phone is packed with features. It has Bluetooth, infra-red and the now
ubiquitous GPRS system, which you can use in conjunction with WAP. WAP
is essentially a low bandwidth version of the internet specifically for
mobile phones and organisers. Although using GPRS I found the pages came
up quite quickly, it tedious reading pages with the T39m small screen.
It would be much better to use the T39m with a PocketPC to view WAP pages,
via Bluetooth or the infra-red. One nice feature with the T39m is that
you can synchronise it with Outlook and update all your contacts and diary
on your PC. This can save you a lot of time, especially if you updating
more than 2 or 3 contacts. You can even get the T39m to read your e-mail
(although this is more trouble than it's worth!). Most users are probably
just going to stick to SMS messaging in any case. As a result, it is good
to see that Ericsson have included predicative text for SMS. You have
all the usual features as well, that you seen on mobile phones today,
like voice dialling, games (Tennis) and vibrating alert. One area which
has let this phone down is in ease of use. As a regular Nokia user it
took me a while, to get used to Ericsson's system of navigating through
the phone. I suspect this is mainly because I had never used an Ericsson
phone up until this point, but I would hope that in Ericsson's new phones,
this matter is addressed.
number one feature of this phone, apart from it's relatively small size
and good reception, has to be its battery. Like other Ericsson's it boasts
a state of the art lithium polymer battery. I have been able to use the
phone for a week without charging! Even after a year of use, the battery's
capacity still does not seem to have diminished at all. Obviously heavy
use of the data functions may reduce battery life.
phone has more than enough features for even the most demanding of users.
Couple that with long battery life, the fact it is one of the few phones

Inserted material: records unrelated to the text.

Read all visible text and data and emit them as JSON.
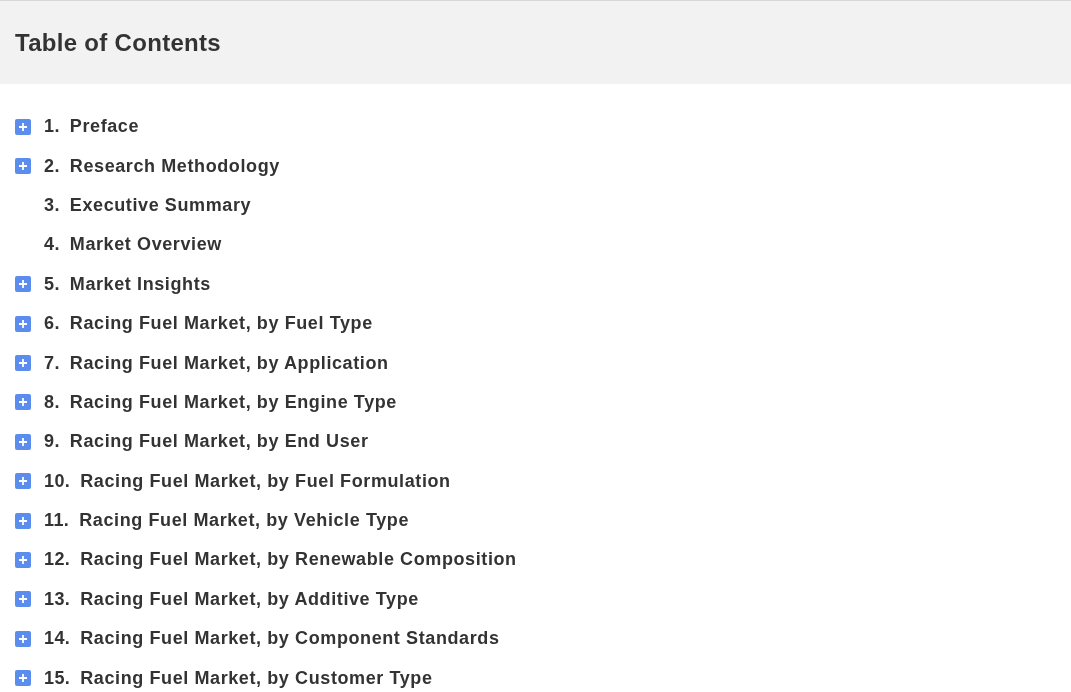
{
  "header": {
    "title": "Table of Contents"
  },
  "items": [
    {
      "kind": "expandable",
      "number": "1.",
      "title": "Preface"
    },
    {
      "kind": "expandable",
      "number": "2.",
      "title": "Research Methodology"
    },
    {
      "kind": "plain",
      "number": "3.",
      "title": "Executive Summary"
    },
    {
      "kind": "plain",
      "number": "4.",
      "title": "Market Overview"
    },
    {
      "kind": "expandable",
      "number": "5.",
      "title": "Market Insights"
    },
    {
      "kind": "expandable",
      "number": "6.",
      "title": "Racing Fuel Market, by Fuel Type"
    },
    {
      "kind": "expandable",
      "number": "7.",
      "title": "Racing Fuel Market, by Application"
    },
    {
      "kind": "expandable",
      "number": "8.",
      "title": "Racing Fuel Market, by Engine Type"
    },
    {
      "kind": "expandable",
      "number": "9.",
      "title": "Racing Fuel Market, by End User"
    },
    {
      "kind": "expandable",
      "number": "10.",
      "title": "Racing Fuel Market, by Fuel Formulation"
    },
    {
      "kind": "expandable",
      "number": "11.",
      "title": "Racing Fuel Market, by Vehicle Type"
    },
    {
      "kind": "expandable",
      "number": "12.",
      "title": "Racing Fuel Market, by Renewable Composition"
    },
    {
      "kind": "expandable",
      "number": "13.",
      "title": "Racing Fuel Market, by Additive Type"
    },
    {
      "kind": "expandable",
      "number": "14.",
      "title": "Racing Fuel Market, by Component Standards"
    },
    {
      "kind": "expandable",
      "number": "15.",
      "title": "Racing Fuel Market, by Customer Type"
    }
  ]
}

that work in America as well as the rest of the world (being a tri-band)
and you have a decent phone: just make sure you can get past learning
to use it first!